Redmi 5: This phone comes with Snapdragon 450 octa-core processor clocked at 1.8 GHz. It is further combined with 2 GB of RAM and 16 GB of internal storage (3 GB RAM/32 GB storage variant also available). Topping this off is the Adreno 506 GPU.
Looking at its real world performance in isolation, the Redmi 5 is quite acceptable and satisfying most of the times. The normal navigation on the Home screen and in various menus is smooth enough and doesn’t leave much room to complain. It is not devoid of stutters, not by far. They occur regularly, but there is an overall smoothness in the responses and the whole operation which prevents the experience from getting too irritating.
However, surfing social media apps reveals the limitations of the processor quite easily with consistent stutters while scrolling a page and opening or closing an image (inside an app). But like we said, the overall experience is smooth and acceptable enough.
Coming to the gaming, the Redmi 5 shines when playing a light game like the Subway Surfers. It has no issues coping with the framerate and the graphics. Playing such a game is simply a pleasure. At the same time, playing a graphic-heavy game like the car racing Asphalt 8 tends to choke the processor and the GPU a lot. We regularly experienced 2-3 seconds of lags while moving from one menu to another inside the game. At times, the lags were long enough to mislead us into believing that the game has completely hung.
Ironically, we did not experience any of this during gameplay. The in-game experience was surprisingly good and the game did not seem to have any trouble reproducing the framerates and graphics.

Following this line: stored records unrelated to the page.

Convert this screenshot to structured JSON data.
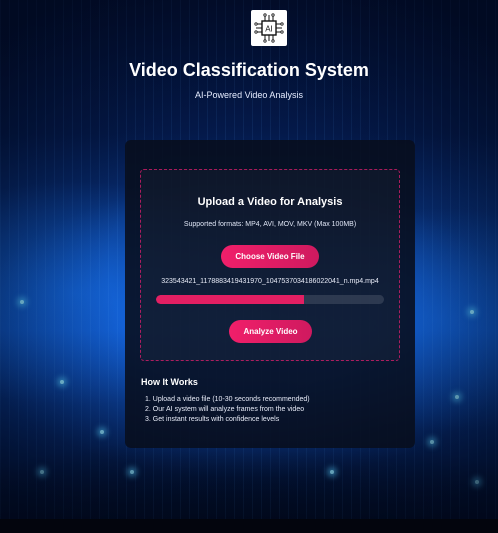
{
  "header": {
    "logo_text": "AI",
    "title": "Video Classification System",
    "subtitle": "AI-Powered Video Analysis"
  },
  "upload": {
    "heading": "Upload a Video for Analysis",
    "formats": "Supported formats: MP4, AVI, MOV, MKV (Max 100MB)",
    "choose_label": "Choose Video File",
    "filename": "323543421_1178883419431970_1047537034186022041_n.mp4.mp4",
    "progress_fraction": 0.65,
    "analyze_label": "Analyze Video"
  },
  "how_it_works": {
    "heading": "How It Works",
    "steps": [
      "1. Upload a video file (10-30 seconds recommended)",
      "2. Our AI system will analyze frames from the video",
      "3. Get instant results with confidence levels"
    ]
  },
  "colors": {
    "accent": "#e31f63",
    "panel": "#080e1c",
    "background": "#041a4c"
  }
}
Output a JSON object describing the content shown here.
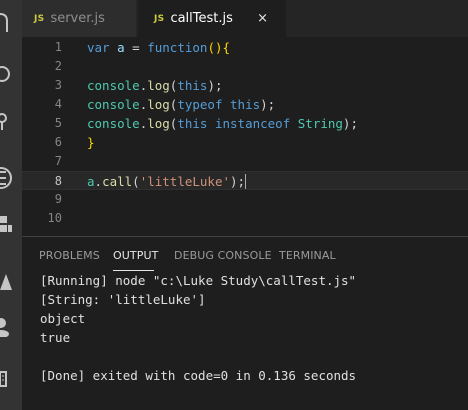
{
  "activity_bar": {
    "icons": [
      "explorer-icon",
      "search-icon",
      "source-control-icon",
      "debug-icon",
      "extensions-icon",
      "warning-icon",
      "account-icon",
      "bottom-icon"
    ]
  },
  "tabs": [
    {
      "badge": "JS",
      "label": "server.js",
      "active": false
    },
    {
      "badge": "JS",
      "label": "callTest.js",
      "active": true,
      "close": "×"
    }
  ],
  "editor": {
    "line_numbers": [
      "1",
      "2",
      "3",
      "4",
      "5",
      "6",
      "7",
      "8",
      "9",
      "10"
    ],
    "current_line": "8",
    "code": {
      "l1": {
        "kw": "var",
        "name": "a",
        "eq": " = ",
        "fn": "function",
        "paren": "()",
        "brace": "{"
      },
      "l3": {
        "obj": "console",
        "dot": ".",
        "method": "log",
        "open": "(",
        "arg": "this",
        "close": ");"
      },
      "l4": {
        "obj": "console",
        "dot": ".",
        "method": "log",
        "open": "(",
        "kw": "typeof",
        "sp": " ",
        "arg": "this",
        "close": ");"
      },
      "l5": {
        "obj": "console",
        "dot": ".",
        "method": "log",
        "open": "(",
        "arg": "this",
        "sp1": " ",
        "kw": "instanceof",
        "sp2": " ",
        "type": "String",
        "close": ");"
      },
      "l6": {
        "brace": "}"
      },
      "l8": {
        "obj": "a",
        "dot": ".",
        "method": "call",
        "open": "(",
        "str": "'littleLuke'",
        "close": ");"
      }
    }
  },
  "panel": {
    "tabs": [
      "PROBLEMS",
      "OUTPUT",
      "DEBUG CONSOLE",
      "TERMINAL"
    ],
    "active_tab": "OUTPUT",
    "output": [
      "[Running] node \"c:\\Luke Study\\callTest.js\"",
      "[String: 'littleLuke']",
      "object",
      "true",
      "",
      "[Done] exited with code=0 in 0.136 seconds"
    ]
  }
}
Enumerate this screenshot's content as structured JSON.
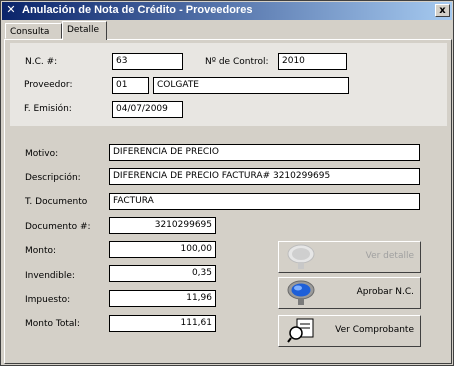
{
  "window": {
    "title": "Anulación de Nota de Crédito - Proveedores",
    "close_label": "x"
  },
  "tabs": [
    {
      "label": "Consulta"
    },
    {
      "label": "Detalle"
    }
  ],
  "header": {
    "nc_label": "N.C. #:",
    "nc_value": "63",
    "control_label": "Nº de Control:",
    "control_value": "2010",
    "proveedor_label": "Proveedor:",
    "proveedor_code": "01",
    "proveedor_name": "COLGATE",
    "emision_label": "F. Emisión:",
    "emision_value": "04/07/2009"
  },
  "detail": {
    "motivo_label": "Motivo:",
    "motivo_value": "DIFERENCIA DE PRECIO",
    "descripcion_label": "Descripción:",
    "descripcion_value": "DIFERENCIA DE PRECIO FACTURA# 3210299695",
    "tdoc_label": "T. Documento",
    "tdoc_value": "FACTURA",
    "doc_label": "Documento #:",
    "doc_value": "3210299695",
    "monto_label": "Monto:",
    "monto_value": "100,00",
    "invendible_label": "Invendible:",
    "invendible_value": "0,35",
    "impuesto_label": "Impuesto:",
    "impuesto_value": "11,96",
    "total_label": "Monto Total:",
    "total_value": "111,61"
  },
  "buttons": {
    "ver_detalle": "Ver detalle",
    "aprobar": "Aprobar N.C.",
    "comprobante": "Ver Comprobante"
  },
  "icons": {
    "app": "x-app-icon",
    "lens": "magnifier-icon",
    "doc": "document-magnifier-icon"
  },
  "colors": {
    "title_bar": "#0a246a",
    "window_bg": "#d4d0c8",
    "header_bg": "#e8e6e2",
    "lens_blue": "#1e5fd8"
  }
}
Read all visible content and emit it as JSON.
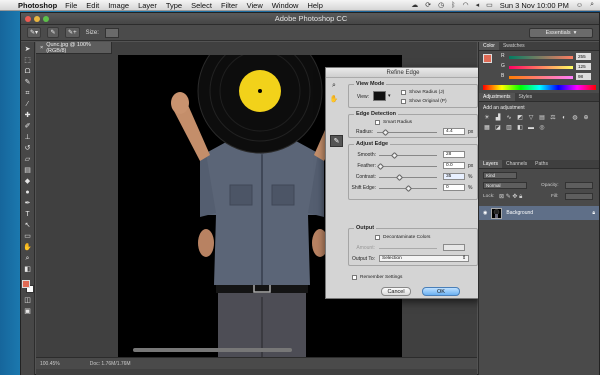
{
  "menubar": {
    "app_name": "Photoshop",
    "menus": [
      "File",
      "Edit",
      "Image",
      "Layer",
      "Type",
      "Select",
      "Filter",
      "View",
      "Window",
      "Help"
    ],
    "clock": "Sun 3 Nov  10:00 PM",
    "icons": [
      "apple-icon",
      "cloud-icon",
      "sync-icon",
      "clock-icon",
      "bluetooth-icon",
      "wifi-icon",
      "volume-icon",
      "battery-icon",
      "user-icon"
    ]
  },
  "window": {
    "title": "Adobe Photoshop CC"
  },
  "optionsbar": {
    "size_label": "Size:",
    "size_value": "",
    "workspace": "Essentials"
  },
  "document": {
    "tab_label": "Qunc.jpg @ 100% (RGB/8)",
    "zoom": "100.45%",
    "doc_info": "Doc: 1.76M/1.76M"
  },
  "refine_edge": {
    "title": "Refine Edge",
    "view_mode": {
      "label": "View Mode",
      "view_label": "View:",
      "show_radius": "Show Radius (J)",
      "show_original": "Show Original (P)"
    },
    "edge_detection": {
      "label": "Edge Detection",
      "smart_radius": "Smart Radius",
      "radius_label": "Radius:",
      "radius_value": "4.4",
      "radius_unit": "px"
    },
    "adjust_edge": {
      "label": "Adjust Edge",
      "smooth_label": "Smooth:",
      "smooth_value": "28",
      "feather_label": "Feather:",
      "feather_value": "0.0",
      "feather_unit": "px",
      "contrast_label": "Contrast:",
      "contrast_value": "35",
      "contrast_unit": "%",
      "shift_label": "Shift Edge:",
      "shift_value": "0",
      "shift_unit": "%"
    },
    "output": {
      "label": "Output",
      "decontaminate": "Decontaminate Colors",
      "amount_label": "Amount:",
      "output_to_label": "Output To:",
      "output_to_value": "Selection"
    },
    "remember": "Remember Settings",
    "cancel": "Cancel",
    "ok": "OK"
  },
  "color_panel": {
    "tabs": [
      "Color",
      "Swatches"
    ],
    "r_label": "R",
    "r_value": "255",
    "g_label": "G",
    "g_value": "125",
    "b_label": "B",
    "b_value": "98"
  },
  "adjustments_panel": {
    "tabs": [
      "Adjustments",
      "Styles"
    ],
    "title": "Add an adjustment"
  },
  "layers_panel": {
    "tabs": [
      "Layers",
      "Channels",
      "Paths"
    ],
    "kind_label": "Kind",
    "blend_mode": "Normal",
    "opacity_label": "Opacity:",
    "lock_label": "Lock:",
    "fill_label": "Fill:",
    "layer_name": "Background"
  }
}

As far as battery usage is concerned, Nokia 1 comes with a 2,150 mAh battery which seems good enough for this phone. On the other hand, the Redmi 5 is appropriately equipped with a larger 3,300 mAh battery. On the Nokia 1, we spent around an hour playing Subway Surfers and the phone consumed 13% battery. Compared to this, the Redmi 5 used up only 8% of its battery while playing the Asphalt 8 for the same amount of time. Please remember that the Redmi 5 consumed less amount of battery in the same amount of time while running a graphic-heavy game compared to the Nokia 1 which ran a much lighter game.
Nokia 1: The Nokia 1 comes with a very simple camera setup – a 5 MP camera at the back and a 2 MP unit at the front. The rear camera is accompanied by an LED flash. Pictures from the main camera are average at best and not really disappointing considering the overall camera specifications. Below are a few examples:
Redmi 5: The Redmi 5 comes with more up-to-date specifications for capturing various actions on-screen. There is a 12 MP main camera at the back with an aperture of f2.2 and an LED flash while the front has a 5 MP snapper. The quality isn’t remarkable, but certainly better than what Nokia 1 can manage. Here are a few examples:
To remind our readers again, Nokia 1 and the Redmi 5 are not a direct match. The price difference may not be too much and both come between Rs 5,000 to Rs 10,000 range, but we were compelled to compare both these phones because we found it difficult to justify the Rs 5,499 price tag of Nokia 1. Now, we are convinced it should be priced at least a grand lower.
Nokia 1 is a pretty basic handset at best which sadly offers uninspiring performance even with the Go Edition Android Oreo. This phone is for people who mostly use their phone for whatsapp communication at best and basic social media browsing. If you wish to do anything more, the Redmi 5 is a better handset in every way you look at it. Yes, it is Rs 2,500 more expensive at Rs 7,999, but it is worth the extra money.